= WHAT YOU HAVE TO DO =
Starting at the first line and ending at the last, output the data exactly.

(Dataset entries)

*****

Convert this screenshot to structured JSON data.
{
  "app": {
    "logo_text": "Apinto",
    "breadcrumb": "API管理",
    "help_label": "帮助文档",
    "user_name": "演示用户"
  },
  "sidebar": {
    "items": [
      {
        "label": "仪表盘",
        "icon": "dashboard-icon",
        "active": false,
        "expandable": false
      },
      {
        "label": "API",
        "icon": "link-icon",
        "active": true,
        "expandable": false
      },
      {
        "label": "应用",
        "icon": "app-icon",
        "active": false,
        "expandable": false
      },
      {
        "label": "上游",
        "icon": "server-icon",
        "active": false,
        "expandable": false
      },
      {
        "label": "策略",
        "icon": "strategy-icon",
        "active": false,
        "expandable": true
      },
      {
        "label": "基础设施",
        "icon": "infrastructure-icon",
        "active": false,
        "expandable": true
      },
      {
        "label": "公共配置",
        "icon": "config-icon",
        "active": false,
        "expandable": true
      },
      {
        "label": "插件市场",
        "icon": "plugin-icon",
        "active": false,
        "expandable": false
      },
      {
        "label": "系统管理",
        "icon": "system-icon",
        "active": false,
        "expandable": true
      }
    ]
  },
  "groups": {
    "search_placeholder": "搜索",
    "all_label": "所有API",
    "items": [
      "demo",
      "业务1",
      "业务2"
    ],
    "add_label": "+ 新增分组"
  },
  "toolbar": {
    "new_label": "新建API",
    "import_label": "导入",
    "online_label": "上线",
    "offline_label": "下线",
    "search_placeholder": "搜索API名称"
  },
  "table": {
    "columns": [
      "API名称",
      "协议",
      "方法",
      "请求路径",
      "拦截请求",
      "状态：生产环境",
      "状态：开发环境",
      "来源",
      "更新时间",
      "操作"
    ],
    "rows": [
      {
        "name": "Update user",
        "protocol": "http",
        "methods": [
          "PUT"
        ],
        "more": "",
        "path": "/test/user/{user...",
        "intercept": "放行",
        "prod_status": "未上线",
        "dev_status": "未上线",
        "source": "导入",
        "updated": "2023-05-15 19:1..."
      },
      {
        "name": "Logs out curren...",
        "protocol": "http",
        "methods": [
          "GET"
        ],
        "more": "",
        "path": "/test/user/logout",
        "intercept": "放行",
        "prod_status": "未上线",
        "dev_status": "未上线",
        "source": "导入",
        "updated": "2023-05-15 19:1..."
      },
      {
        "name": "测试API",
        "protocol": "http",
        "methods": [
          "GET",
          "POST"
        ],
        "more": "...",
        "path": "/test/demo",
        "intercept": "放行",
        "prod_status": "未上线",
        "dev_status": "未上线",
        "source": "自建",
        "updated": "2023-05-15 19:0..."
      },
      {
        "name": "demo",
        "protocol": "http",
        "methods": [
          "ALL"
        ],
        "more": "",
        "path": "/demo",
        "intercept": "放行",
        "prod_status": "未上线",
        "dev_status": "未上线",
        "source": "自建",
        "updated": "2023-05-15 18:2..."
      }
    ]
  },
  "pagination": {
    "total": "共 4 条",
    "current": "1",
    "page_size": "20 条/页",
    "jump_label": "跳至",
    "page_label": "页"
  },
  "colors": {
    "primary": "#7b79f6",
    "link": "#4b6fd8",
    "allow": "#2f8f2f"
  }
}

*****

= RESPONSE TO THE TASK =
Convert this screenshot to structured JSON data.
{
  "app": {
    "logo_text": "Apinto",
    "breadcrumb": "API管理",
    "help_label": "帮助文档",
    "user_name": "演示用户"
  },
  "sidebar": {
    "items": [
      {
        "label": "仪表盘",
        "icon": "dashboard-icon",
        "active": false,
        "expandable": false
      },
      {
        "label": "API",
        "icon": "link-icon",
        "active": true,
        "expandable": false
      },
      {
        "label": "应用",
        "icon": "app-icon",
        "active": false,
        "expandable": false
      },
      {
        "label": "上游",
        "icon": "server-icon",
        "active": false,
        "expandable": false
      },
      {
        "label": "策略",
        "icon": "strategy-icon",
        "active": false,
        "expandable": true
      },
      {
        "label": "基础设施",
        "icon": "infrastructure-icon",
        "active": false,
        "expandable": true
      },
      {
        "label": "公共配置",
        "icon": "config-icon",
        "active": false,
        "expandable": true
      },
      {
        "label": "插件市场",
        "icon": "plugin-icon",
        "active": false,
        "expandable": false
      },
      {
        "label": "系统管理",
        "icon": "system-icon",
        "active": false,
        "expandable": true
      }
    ]
  },
  "groups": {
    "search_placeholder": "搜索",
    "all_label": "所有API",
    "items": [
      "demo",
      "业务1",
      "业务2"
    ],
    "add_label": "+ 新增分组"
  },
  "toolbar": {
    "new_label": "新建API",
    "import_label": "导入",
    "online_label": "上线",
    "offline_label": "下线",
    "search_placeholder": "搜索API名称"
  },
  "table": {
    "columns": [
      "API名称",
      "协议",
      "方法",
      "请求路径",
      "拦截请求",
      "状态：生产环境",
      "状态：开发环境",
      "来源",
      "更新时间",
      "操作"
    ],
    "rows": [
      {
        "name": "Update user",
        "protocol": "http",
        "methods": [
          "PUT"
        ],
        "more": "",
        "path": "/test/user/{user...",
        "intercept": "放行",
        "prod_status": "未上线",
        "dev_status": "未上线",
        "source": "导入",
        "updated": "2023-05-15 19:1..."
      },
      {
        "name": "Logs out curren...",
        "protocol": "http",
        "methods": [
          "GET"
        ],
        "more": "",
        "path": "/test/user/logout",
        "intercept": "放行",
        "prod_status": "未上线",
        "dev_status": "未上线",
        "source": "导入",
        "updated": "2023-05-15 19:1..."
      },
      {
        "name": "测试API",
        "protocol": "http",
        "methods": [
          "GET",
          "POST"
        ],
        "more": "...",
        "path": "/test/demo",
        "intercept": "放行",
        "prod_status": "未上线",
        "dev_status": "未上线",
        "source": "自建",
        "updated": "2023-05-15 19:0..."
      },
      {
        "name": "demo",
        "protocol": "http",
        "methods": [
          "ALL"
        ],
        "more": "",
        "path": "/demo",
        "intercept": "放行",
        "prod_status": "未上线",
        "dev_status": "未上线",
        "source": "自建",
        "updated": "2023-05-15 18:2..."
      }
    ]
  },
  "pagination": {
    "total": "共 4 条",
    "current": "1",
    "page_size": "20 条/页",
    "jump_label": "跳至",
    "page_label": "页"
  },
  "colors": {
    "primary": "#7b79f6",
    "link": "#4b6fd8",
    "allow": "#2f8f2f"
  }
}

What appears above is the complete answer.